Methodology: we wanted to learn if banks were making money on collateralized activities for the “house” – collateral positions living in Treasury. We defined collateral efficiency as the revenues generated by collateralized financing activities. We did not attempt to review collateral at the business level and thought it would be all but impossible to do so anyhow.
We looked at the quarterly financials of six banks: Bank of America, Citi, Goldman Sachs, JP Morgan, Morgan Stanley and Wells Fargo. Of the six, all report a figure of Net Cash Provided by Financing in their Consolidated Statement of Cash Flows; this is where we hoped to find any revenue information at all related to collateral. The banks were not consistent about how they reported the data. Some broke out proceeds vs. payments, others disclosed short term financing and still others had a vague “other” section included. Most of the banks broke out repo.

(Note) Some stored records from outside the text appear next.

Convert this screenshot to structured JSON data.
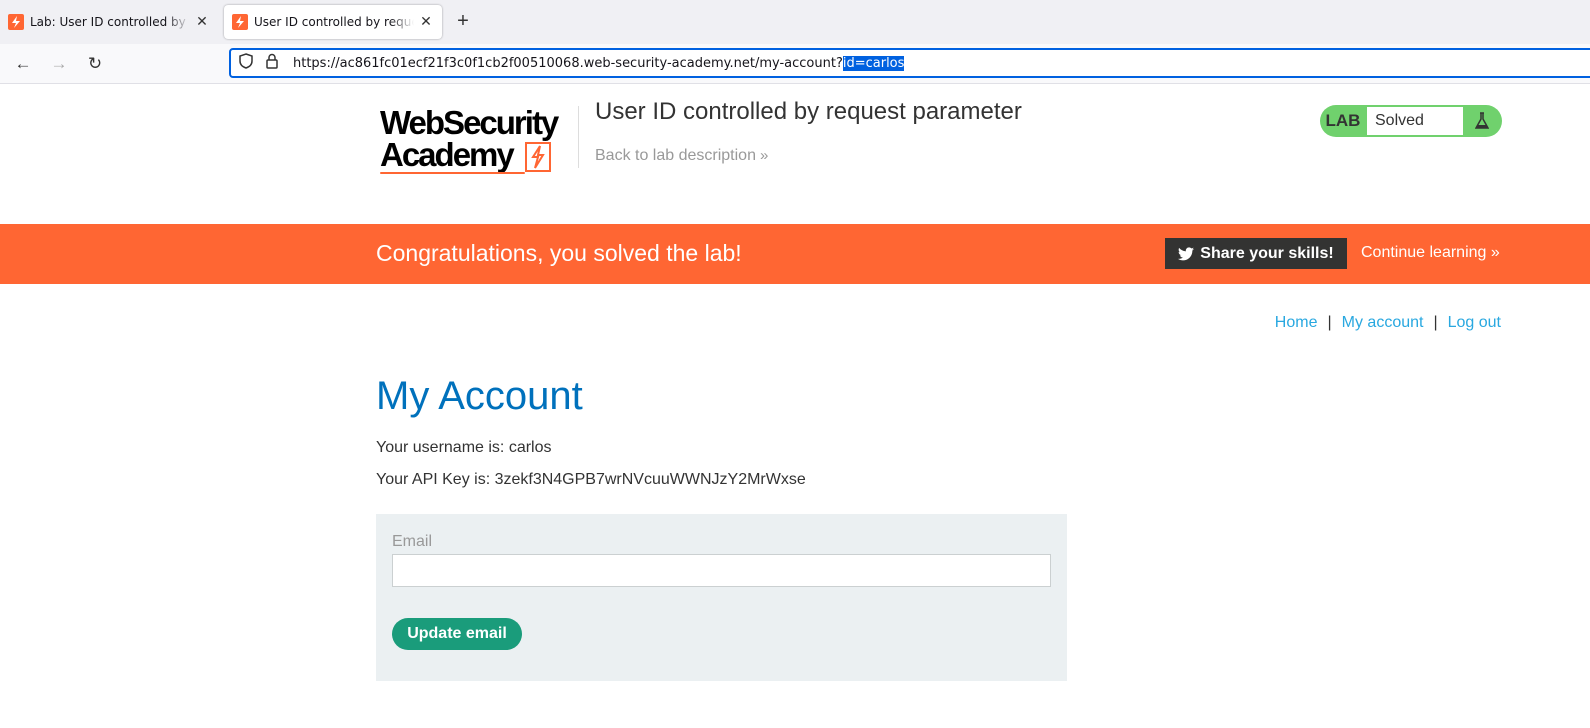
{
  "browser": {
    "tabs": [
      {
        "title": "Lab: User ID controlled by request parameter",
        "active": false
      },
      {
        "title": "User ID controlled by request parameter",
        "active": true
      }
    ],
    "url_main": "https://ac861fc01ecf21f3c0f1cb2f00510068.web-security-academy.net/my-account?",
    "url_selected": "id=carlos"
  },
  "header": {
    "logo_line1": "WebSecurity",
    "logo_line2": "Academy",
    "lab_title": "User ID controlled by request parameter",
    "back_link": "Back to lab description",
    "badge_label": "LAB",
    "badge_status": "Solved"
  },
  "banner": {
    "message": "Congratulations, you solved the lab!",
    "share_label": "Share your skills!",
    "continue_label": "Continue learning"
  },
  "nav": {
    "home": "Home",
    "my_account": "My account",
    "log_out": "Log out",
    "separator": "|"
  },
  "account": {
    "heading": "My Account",
    "username_line": "Your username is: carlos",
    "api_key_line": "Your API Key is: 3zekf3N4GPB7wrNVcuuWWNJzY2MrWxse",
    "email_label": "Email",
    "email_value": "",
    "update_button": "Update email"
  },
  "colors": {
    "brand_orange": "#ff6633",
    "heading_blue": "#0071bc",
    "link_blue": "#29a8e0",
    "solved_green": "#70d16d",
    "button_teal": "#1a9c7b"
  }
}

For every bank, the overall category of Net Cash Provided by Financing is a non-starter for evaluating collateral. The category includes dividends paid, stock acquired or tendered, issuance of long-term debt and other activities. Its a very broad catch-all and not relevant for our purposes. Only the subsections were worth considering.

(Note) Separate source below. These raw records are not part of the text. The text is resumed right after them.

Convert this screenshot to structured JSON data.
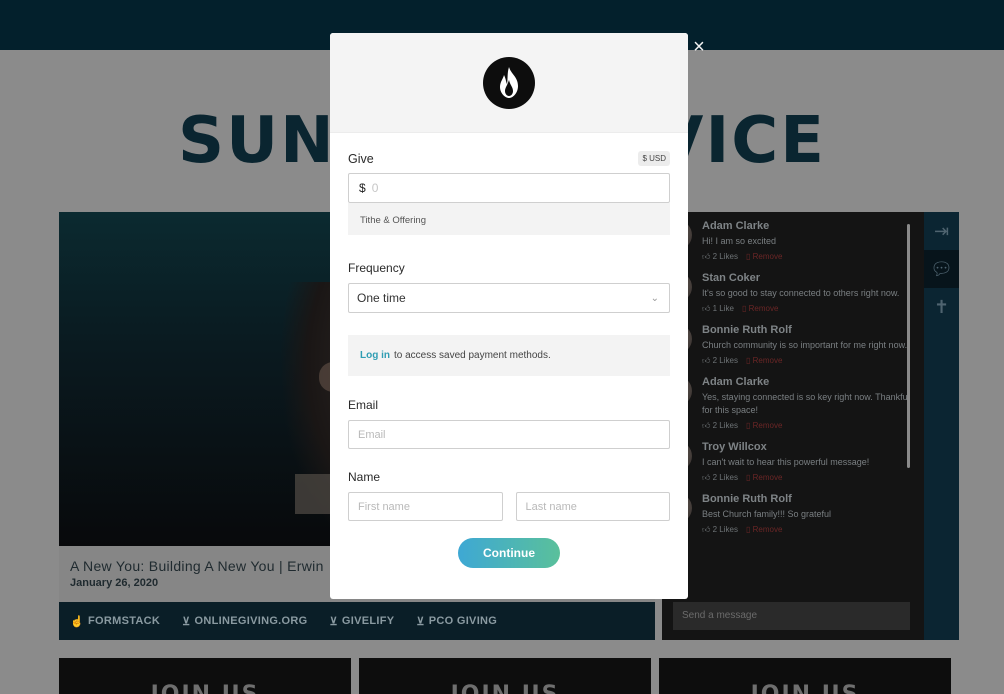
{
  "page": {
    "hero_title": "SUNDAY SERVICE",
    "video": {
      "title": "A New You: Building A New You | Erwin",
      "date": "January 26, 2020"
    },
    "give_links": [
      {
        "label": "FORMSTACK",
        "icon": "hand-icon"
      },
      {
        "label": "ONLINEGIVING.ORG",
        "icon": "give-hand-icon"
      },
      {
        "label": "GIVELIFY",
        "icon": "give-hand-icon"
      },
      {
        "label": "PCO GIVING",
        "icon": "give-hand-icon"
      }
    ],
    "thumbnails": [
      "JOIN US",
      "JOIN US",
      "JOIN US"
    ]
  },
  "chat": {
    "messages": [
      {
        "name": "Adam Clarke",
        "text": "Hi! I am so excited",
        "likes": "2 Likes",
        "remove": "Remove"
      },
      {
        "name": "Stan Coker",
        "text": "It's so good to stay connected to others right now.",
        "likes": "1 Like",
        "remove": "Remove"
      },
      {
        "name": "Bonnie Ruth Rolf",
        "text": "Church community is so important for me right now.",
        "likes": "2 Likes",
        "remove": "Remove"
      },
      {
        "name": "Adam Clarke",
        "text": "Yes, staying connected is so key right now. Thankful for this space!",
        "likes": "2 Likes",
        "remove": "Remove"
      },
      {
        "name": "Troy Willcox",
        "text": "I can't wait to hear this powerful message!",
        "likes": "2 Likes",
        "remove": "Remove"
      },
      {
        "name": "Bonnie Ruth Rolf",
        "text": "Best Church family!!! So grateful",
        "likes": "2 Likes",
        "remove": "Remove"
      }
    ],
    "input_placeholder": "Send a message"
  },
  "modal": {
    "close": "×",
    "give_label": "Give",
    "currency": "$ USD",
    "amount_symbol": "$",
    "amount_value": "0",
    "fund": "Tithe & Offering",
    "frequency_label": "Frequency",
    "frequency_value": "One time",
    "login_link": "Log in",
    "login_text": "to access saved payment methods.",
    "email_label": "Email",
    "email_placeholder": "Email",
    "name_label": "Name",
    "first_name_placeholder": "First name",
    "last_name_placeholder": "Last name",
    "continue_label": "Continue"
  },
  "colors": {
    "topbar": "#03202c",
    "accent_blue": "#3ea8d4",
    "accent_green": "#5ac09b",
    "link": "#2f9db3"
  }
}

For Morgan Stanley, we think there are a few lines in their filings that speak to collateral efficiency. The years in the chart below, from left to right, are 2014, 2013 and 2012, in US$ millions. Of the six banks, only Morgan Stanley disclosed proceeds and payments for derivatives financing activity as well as another category for other secured financings, which may or may not be repo. (Morgan Stanley and others provide gross repo and reverse repo amounts in the notes. This gives net exposure but says nothing about revenues or efficiency.) The category of “commercial paper and other short-term borrowings” is also of interest, especially given the rise in cash generated over the three year period.
Source: Morgan Stanley 10K 2014
Other banks are less forthcoming, partly we think because there are so many subsidiaries in a Bank Holding Company that collateral efficiency may happen further down the chain of financial reporting and never make it to annual report. Here’s Wells Fargo’s Cash Flows from Financing. Again, left to right, the years are 2014, 2013 and 2012, in US$ millions.
Lastly, to test our idea we checked out J.P. Morgan to see if the London Whale revenues were accounted for here and how it might show up. The data below are, from left to right, 2013, 2012 and 2011, in US$ millions. Check out the drop in 2012 revenues due to repo.
Our takeaways here are that collateral efficiency is hinted at in the cash flows from financing activities but its not clear enough yet to make a determination that Bank A is more efficient than Bank B. We would expect over time however that collateral efficiency will show up in the data. We think its worth keeping an eye on the financing activities sections in financials to see what shows up.